The Government notes that the Office of the Attorney General of the Commonwealth of the Northern Mariana Islands filed the present motion solely on behalf of employee Dolores M. Aldan, presumably because she acted in her official capacity and her interests may conflict with those of the other witnesses. To the Government’s knowledge, no counsel has entered an appearance on behalf of the other witnesses. Because the Attorney General filed the initial motion to extend in the name of the C.N.M.I., presumably on behalf of all subpoenaed witnesses, the Government relies upon the Attorney General as the only known counsel of record for service of this response on the remaining witnesses, in accord with Fed. R. Crim. P. 49(b), and Fed. R. Civ. P. 5(b)(1).
The evidentiary hearing now set for February 17, 2010 is an acceptable use of this power as it is necessary and appropriate in aid of the Court’s jurisdiction, specifically its authority to detain persons charged with federal crimes and to prevent unauthorized contacts with those detainees.
The purpose of the evidentiary hearing is to discover and record the existence, or non-existence, of prejudice to the Government’s case. It will also serve to disclose and record the existence, or non-existence, of prejudice to defendant Cheng’s due process and/or civil rights. In short, it will either provide a clean record upon which the prosecution of Cheng may proceed without obstacle, or it will provide a basis for motions or actions brought by Cheng. As of the date of this filing, there is no evidence on the record – only unsupported assertions of counsel. There is no testimony, no sworn statements, no physical evidence. The Government believes an evidentiary hearing is an appropriately cautious measure to make such a record.
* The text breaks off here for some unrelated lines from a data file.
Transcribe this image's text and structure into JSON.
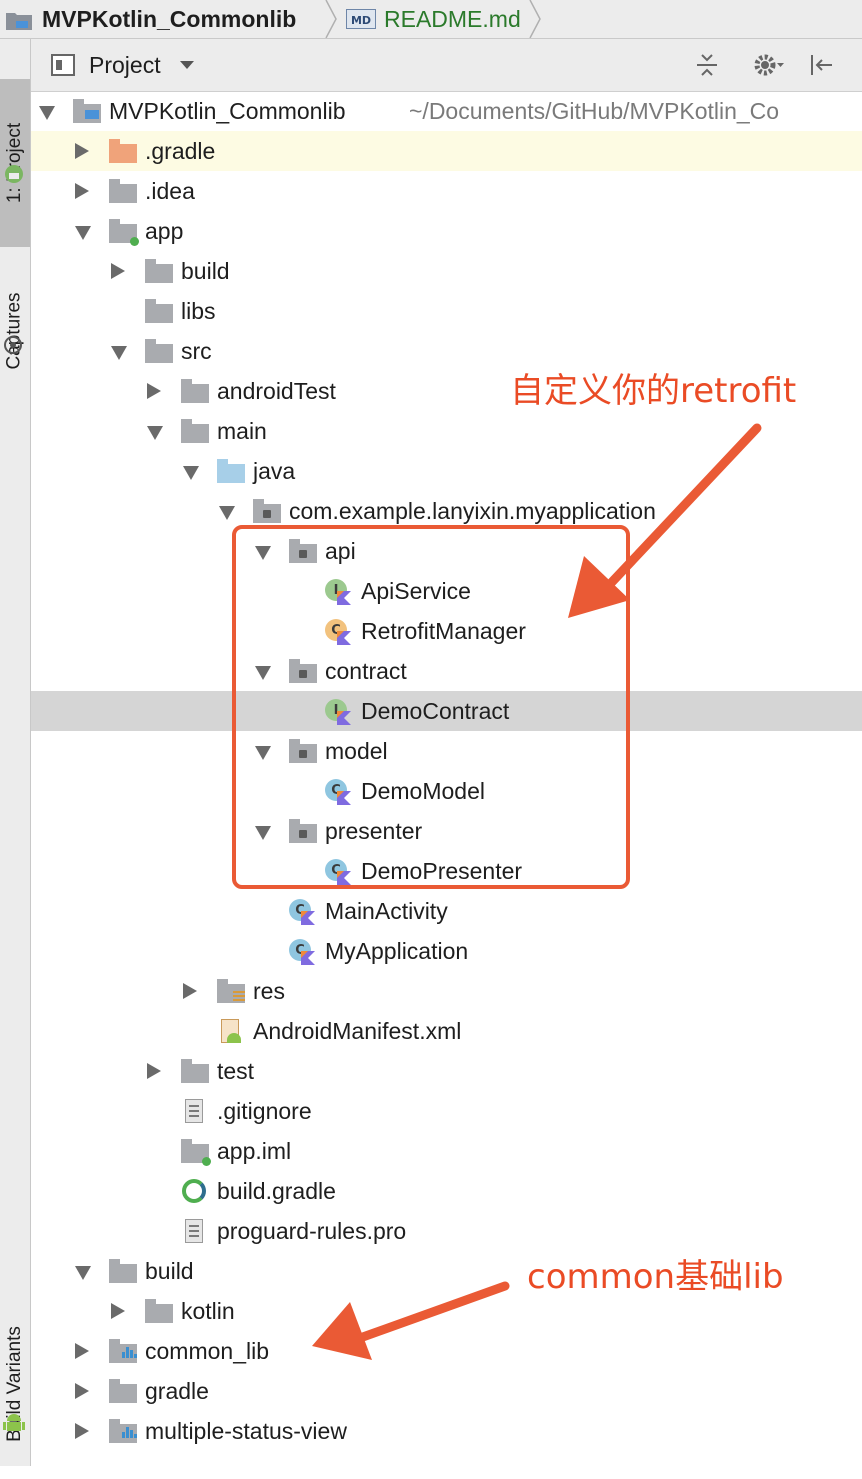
{
  "breadcrumb": {
    "project": "MVPKotlin_Commonlib",
    "file": "README.md",
    "file_icon_text": "MD"
  },
  "tool_strip": {
    "project_tab": "1: Project",
    "captures_tab": "Captures",
    "build_variants_tab": "Build Variants"
  },
  "header": {
    "view_label": "Project"
  },
  "tree": [
    {
      "label": "MVPKotlin_Commonlib",
      "path": "~/Documents/GitHub/MVPKotlin_Co",
      "icon": "project-folder-icon",
      "arrow": "down",
      "depth": 0
    },
    {
      "label": ".gradle",
      "icon": "folder-orange-icon",
      "arrow": "right",
      "depth": 1
    },
    {
      "label": ".idea",
      "icon": "folder-icon",
      "arrow": "right",
      "depth": 1
    },
    {
      "label": "app",
      "icon": "module-folder-icon",
      "arrow": "down",
      "depth": 1
    },
    {
      "label": "build",
      "icon": "folder-icon",
      "arrow": "right",
      "depth": 2
    },
    {
      "label": "libs",
      "icon": "folder-icon",
      "arrow": "none",
      "depth": 2
    },
    {
      "label": "src",
      "icon": "folder-icon",
      "arrow": "down",
      "depth": 2
    },
    {
      "label": "androidTest",
      "icon": "folder-icon",
      "arrow": "right",
      "depth": 3
    },
    {
      "label": "main",
      "icon": "folder-icon",
      "arrow": "down",
      "depth": 3
    },
    {
      "label": "java",
      "icon": "source-folder-icon",
      "arrow": "down",
      "depth": 4
    },
    {
      "label": "com.example.lanyixin.myapplication",
      "icon": "package-icon",
      "arrow": "down",
      "depth": 5
    },
    {
      "label": "api",
      "icon": "package-icon",
      "arrow": "down",
      "depth": 6
    },
    {
      "label": "ApiService",
      "icon": "kotlin-interface-icon",
      "arrow": "none",
      "depth": 7
    },
    {
      "label": "RetrofitManager",
      "icon": "kotlin-abstract-class-icon",
      "arrow": "none",
      "depth": 7
    },
    {
      "label": "contract",
      "icon": "package-icon",
      "arrow": "down",
      "depth": 6
    },
    {
      "label": "DemoContract",
      "icon": "kotlin-interface-icon",
      "arrow": "none",
      "depth": 7
    },
    {
      "label": "model",
      "icon": "package-icon",
      "arrow": "down",
      "depth": 6
    },
    {
      "label": "DemoModel",
      "icon": "kotlin-class-icon",
      "arrow": "none",
      "depth": 7
    },
    {
      "label": "presenter",
      "icon": "package-icon",
      "arrow": "down",
      "depth": 6
    },
    {
      "label": "DemoPresenter",
      "icon": "kotlin-class-icon",
      "arrow": "none",
      "depth": 7
    },
    {
      "label": "MainActivity",
      "icon": "kotlin-class-icon",
      "arrow": "none",
      "depth": 6
    },
    {
      "label": "MyApplication",
      "icon": "kotlin-class-icon",
      "arrow": "none",
      "depth": 6
    },
    {
      "label": "res",
      "icon": "resource-folder-icon",
      "arrow": "right",
      "depth": 4
    },
    {
      "label": "AndroidManifest.xml",
      "icon": "manifest-icon",
      "arrow": "none",
      "depth": 4
    },
    {
      "label": "test",
      "icon": "folder-icon",
      "arrow": "right",
      "depth": 3
    },
    {
      "label": ".gitignore",
      "icon": "text-file-icon",
      "arrow": "none",
      "depth": 3
    },
    {
      "label": "app.iml",
      "icon": "iml-file-icon",
      "arrow": "none",
      "depth": 3
    },
    {
      "label": "build.gradle",
      "icon": "gradle-file-icon",
      "arrow": "none",
      "depth": 3
    },
    {
      "label": "proguard-rules.pro",
      "icon": "text-file-icon",
      "arrow": "none",
      "depth": 3
    },
    {
      "label": "build",
      "icon": "folder-icon",
      "arrow": "down",
      "depth": 1
    },
    {
      "label": "kotlin",
      "icon": "folder-icon",
      "arrow": "right",
      "depth": 2
    },
    {
      "label": "common_lib",
      "icon": "library-module-icon",
      "arrow": "right",
      "depth": 1
    },
    {
      "label": "gradle",
      "icon": "folder-icon",
      "arrow": "right",
      "depth": 1
    },
    {
      "label": "multiple-status-view",
      "icon": "library-module-icon",
      "arrow": "right",
      "depth": 1
    }
  ],
  "selected_index": 15,
  "highlighted_index": 1,
  "annotations": {
    "retrofit_note": "自定义你的retrofit",
    "common_note": "common基础lib",
    "color": "#ea4b25"
  },
  "colors": {
    "folder": "#a9abaf",
    "gradle_folder": "#f0a37a",
    "source_folder": "#a7cfe8",
    "selection": "#d5d5d5"
  }
}
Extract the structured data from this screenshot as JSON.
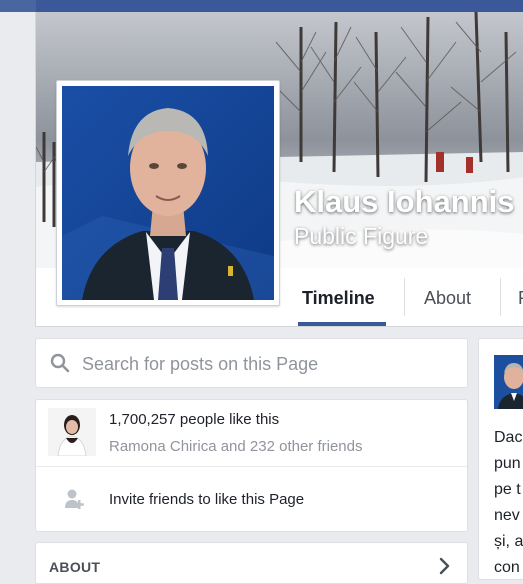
{
  "page": {
    "name": "Klaus Iohannis",
    "category": "Public Figure"
  },
  "tabs": [
    {
      "label": "Timeline",
      "active": true
    },
    {
      "label": "About",
      "active": false
    },
    {
      "label": "P",
      "active": false
    }
  ],
  "search": {
    "placeholder": "Search for posts on this Page",
    "value": ""
  },
  "likes": {
    "count_text": "1,700,257 people like this",
    "friends_text": "Ramona Chirica and 232 other friends",
    "invite_text": "Invite friends to like this Page"
  },
  "about": {
    "title": "ABOUT"
  },
  "post_preview": {
    "lines": [
      "Dac",
      "pun",
      "pe t",
      "nev",
      "și, a",
      "con"
    ]
  },
  "colors": {
    "brand": "#3b5998",
    "background": "#e9ebee",
    "secondary_text": "#90949c"
  },
  "icons": {
    "search": "magnifier",
    "invite": "person-plus",
    "about_arrow": "chevron-right"
  }
}
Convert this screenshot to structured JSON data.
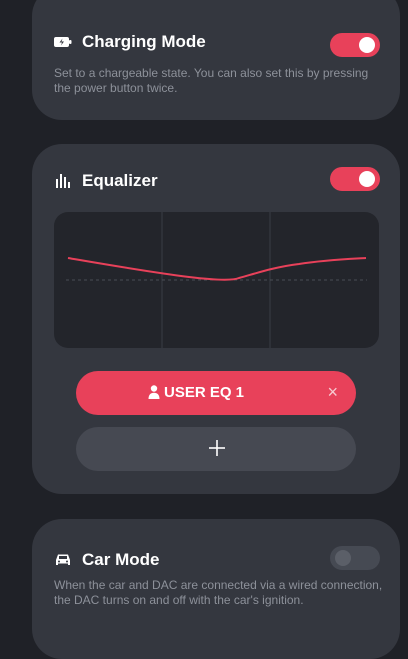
{
  "charging": {
    "title": "Charging Mode",
    "description": "Set to a chargeable state. You can also set this by pressing the power button twice.",
    "enabled": true,
    "icon": "battery-icon"
  },
  "equalizer": {
    "title": "Equalizer",
    "enabled": true,
    "icon": "equalizer-bars-icon",
    "curve_color": "#e8415a",
    "preset": {
      "label": "USER EQ 1",
      "close_glyph": "×",
      "icon": "user-icon"
    },
    "add_icon": "plus-icon"
  },
  "car": {
    "title": "Car Mode",
    "description": "When the car and DAC are connected via a wired connection, the DAC turns on and off with the car's ignition.",
    "enabled": false,
    "icon": "car-icon"
  },
  "colors": {
    "accent": "#e8415a",
    "card": "#34373f",
    "background": "#1f2127"
  }
}
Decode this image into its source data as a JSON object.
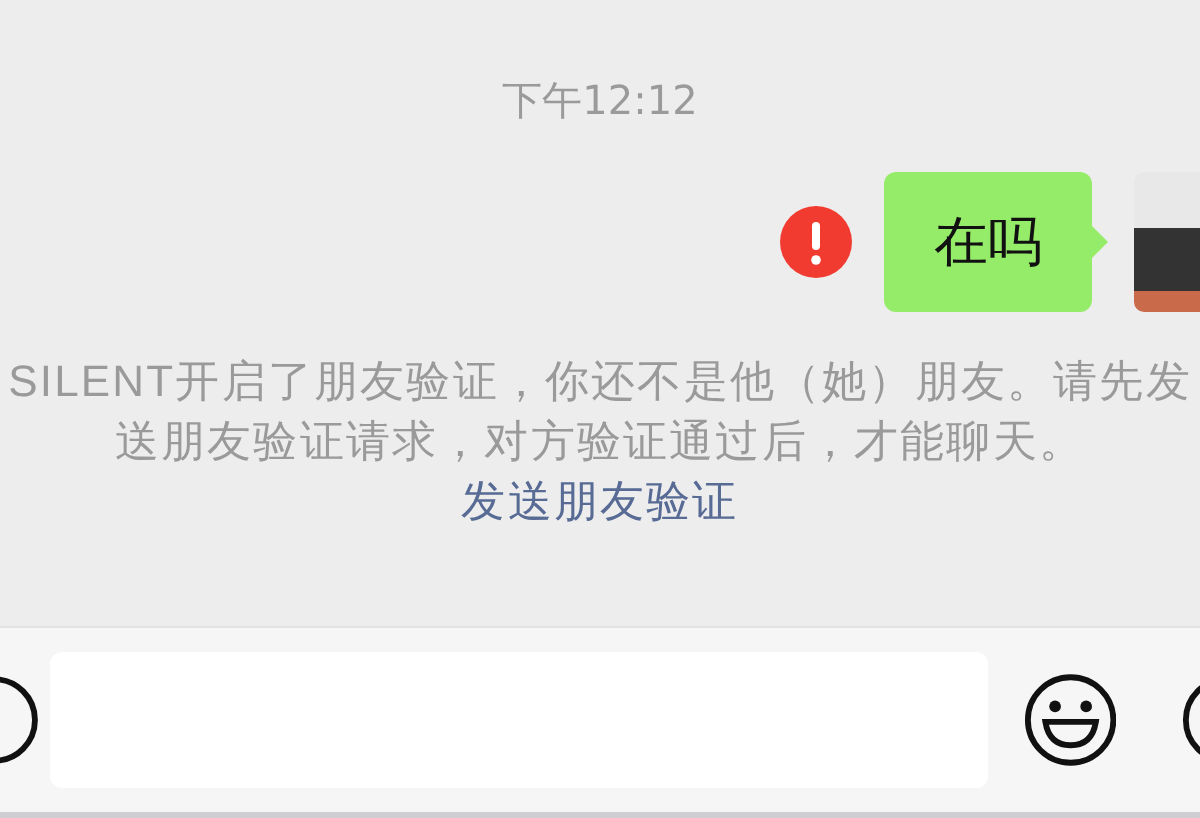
{
  "timestamp": "下午12:12",
  "messages": [
    {
      "text": "在吗",
      "failed": true
    }
  ],
  "notice": {
    "text": "SILENT开启了朋友验证，你还不是他（她）朋友。请先发送朋友验证请求，对方验证通过后，才能聊天。",
    "link": "发送朋友验证"
  }
}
Granted, information revealed during the evidentiary hearing may conceivably prompt the Court, the Government, or an interested third-party, to initiate contempt proceedings. Such proceedings may be criminal in nature, to vindicate disobedience to the Court’s lawful order, or civil, to compel obedience to its orders going forward. In either case, witness Aldan’s concerns regarding judicial involvement in a criminal investigation are not relevant. Indeed, in contempt proceedings it is the judiciary that requests appointment of government attorneys (or outside counsel if the interests of justice require) to prosecute in aid of enforcing judicial orders. Fed. R. Crim. P. 42(a)(2). Nor do protections afforded by a grand jury necessarily apply to contempt proceedings. United States v. Marthaler, 571 F.2d 1104, 1105 (9th Cir. 1978). Importantly, however, in either an evidentiary hearing or a contempt proceeding, the witnesses will have the Fifth Amendment’s protection against self incrimination.
The response requests that the motion to vacate the evidentiary hearing and quash subpoenas be denied.
I assume that the Court could, and hopefully will, find those involved in removing a prisoner against the Court's order of jailing the prisoner without bail, in contempt. If the incident is determined to have violated federal law, hopefully criminal charges will be brought to hold those involved accountable, and to set an example to the community that laws are meant to be followed. To date no apology or statement of acceptance that the incident was a breach of public trust or abuse of office has been issued.
One of the arresting officers who asked not to be identified, said Qingmei Cheng, the 28-year-old masseuse at YuYu Spa, was booked for solicitation of customers sometime between March and June 2009.
The source said Cheng was ordered released even before she could be brought to the police station for questioning.
“It’s frustrating for politics to come into [our line of work]. One phone call and she was released even before she could be interviewed by an investigator. We were told she was going to massage the governor,” the source said.
Cheng’s arrest for solicitation should have been recorded by the Department of Corrections but the source said he wouldn’t be surprised if the incident was expunged from official documents.The comments made by Commissioner Aldan to the Saipan Tribune yesterday indicate that she may not be capable of making sound decisions regarding the operations of the jail. The fact that her husband is given furlough is questionable. I am surprised that the AG didn't ask her to remain silent. Her remarks and flippant attitude appear to have only damaged her further.